■ Work item ■
Pick every line out of the entries below that holds the string "idtitulologradouro", and report them.

Start of Records to use

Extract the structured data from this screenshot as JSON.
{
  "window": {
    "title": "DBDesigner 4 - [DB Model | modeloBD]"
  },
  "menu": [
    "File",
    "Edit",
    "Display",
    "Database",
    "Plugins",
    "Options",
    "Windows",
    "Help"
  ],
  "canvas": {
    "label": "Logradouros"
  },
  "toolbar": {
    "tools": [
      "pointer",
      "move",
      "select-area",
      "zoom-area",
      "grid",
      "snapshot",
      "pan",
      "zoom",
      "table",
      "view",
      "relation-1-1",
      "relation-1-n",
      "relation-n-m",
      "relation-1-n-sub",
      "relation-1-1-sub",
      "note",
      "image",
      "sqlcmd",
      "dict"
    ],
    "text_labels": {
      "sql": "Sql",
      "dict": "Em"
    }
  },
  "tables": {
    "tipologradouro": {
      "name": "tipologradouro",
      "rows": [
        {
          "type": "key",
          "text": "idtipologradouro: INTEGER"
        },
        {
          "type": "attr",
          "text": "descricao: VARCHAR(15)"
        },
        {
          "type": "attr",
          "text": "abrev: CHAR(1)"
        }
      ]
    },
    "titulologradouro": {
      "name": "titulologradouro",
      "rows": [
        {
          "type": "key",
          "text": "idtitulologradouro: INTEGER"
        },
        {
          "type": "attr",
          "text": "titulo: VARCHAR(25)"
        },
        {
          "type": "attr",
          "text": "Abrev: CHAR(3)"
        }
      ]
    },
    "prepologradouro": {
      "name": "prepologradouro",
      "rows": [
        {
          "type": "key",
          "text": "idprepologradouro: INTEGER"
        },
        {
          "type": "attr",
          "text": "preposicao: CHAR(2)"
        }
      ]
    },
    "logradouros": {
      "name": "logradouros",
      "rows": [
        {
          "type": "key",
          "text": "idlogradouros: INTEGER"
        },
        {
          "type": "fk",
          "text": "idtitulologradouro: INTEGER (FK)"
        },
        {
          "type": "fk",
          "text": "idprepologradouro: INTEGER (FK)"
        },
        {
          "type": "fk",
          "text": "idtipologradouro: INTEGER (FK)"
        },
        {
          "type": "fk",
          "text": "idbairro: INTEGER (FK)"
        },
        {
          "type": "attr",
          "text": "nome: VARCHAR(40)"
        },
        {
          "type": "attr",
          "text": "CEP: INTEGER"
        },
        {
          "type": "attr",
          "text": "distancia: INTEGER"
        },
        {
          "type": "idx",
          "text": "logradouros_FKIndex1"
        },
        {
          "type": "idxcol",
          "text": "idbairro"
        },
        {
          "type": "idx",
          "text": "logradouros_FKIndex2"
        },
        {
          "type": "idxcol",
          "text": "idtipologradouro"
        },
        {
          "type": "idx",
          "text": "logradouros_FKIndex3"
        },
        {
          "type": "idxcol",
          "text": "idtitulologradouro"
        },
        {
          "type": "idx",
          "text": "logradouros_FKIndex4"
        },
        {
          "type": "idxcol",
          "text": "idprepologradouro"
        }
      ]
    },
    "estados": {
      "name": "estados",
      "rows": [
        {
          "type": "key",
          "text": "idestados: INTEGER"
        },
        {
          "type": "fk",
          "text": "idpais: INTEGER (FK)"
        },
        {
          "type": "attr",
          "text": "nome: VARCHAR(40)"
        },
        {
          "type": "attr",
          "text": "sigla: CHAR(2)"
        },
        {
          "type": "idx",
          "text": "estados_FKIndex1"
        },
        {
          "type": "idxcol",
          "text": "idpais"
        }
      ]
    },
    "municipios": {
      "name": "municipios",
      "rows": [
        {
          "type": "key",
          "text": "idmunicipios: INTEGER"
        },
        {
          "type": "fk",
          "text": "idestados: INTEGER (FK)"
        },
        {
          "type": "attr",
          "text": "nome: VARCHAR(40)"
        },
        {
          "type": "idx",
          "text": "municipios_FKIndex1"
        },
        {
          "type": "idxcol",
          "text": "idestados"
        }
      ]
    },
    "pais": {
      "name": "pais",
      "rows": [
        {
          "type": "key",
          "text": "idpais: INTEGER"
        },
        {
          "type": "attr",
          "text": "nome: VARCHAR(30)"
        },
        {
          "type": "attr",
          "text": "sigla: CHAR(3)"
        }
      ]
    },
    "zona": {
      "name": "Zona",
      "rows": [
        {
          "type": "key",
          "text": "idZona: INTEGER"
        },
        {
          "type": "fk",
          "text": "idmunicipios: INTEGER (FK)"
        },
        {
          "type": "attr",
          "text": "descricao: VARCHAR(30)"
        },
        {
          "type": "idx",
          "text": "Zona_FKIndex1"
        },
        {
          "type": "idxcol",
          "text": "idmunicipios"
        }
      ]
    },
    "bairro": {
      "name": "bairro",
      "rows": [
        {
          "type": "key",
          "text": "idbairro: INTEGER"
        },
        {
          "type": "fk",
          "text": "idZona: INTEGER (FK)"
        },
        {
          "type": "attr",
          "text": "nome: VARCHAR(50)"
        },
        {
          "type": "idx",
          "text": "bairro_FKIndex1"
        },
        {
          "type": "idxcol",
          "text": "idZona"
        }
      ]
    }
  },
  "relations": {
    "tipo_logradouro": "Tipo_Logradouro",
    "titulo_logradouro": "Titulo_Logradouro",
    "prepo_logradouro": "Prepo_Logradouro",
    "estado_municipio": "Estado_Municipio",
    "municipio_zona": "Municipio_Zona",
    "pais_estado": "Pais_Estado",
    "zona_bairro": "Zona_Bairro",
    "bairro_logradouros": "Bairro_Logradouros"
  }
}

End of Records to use

■ Result of the exercise ■
          "text": "idtitulologradouro: INTEGER"
          "text": "idtitulologradouro: INTEGER (FK)"
          "text": "idtitulologradouro"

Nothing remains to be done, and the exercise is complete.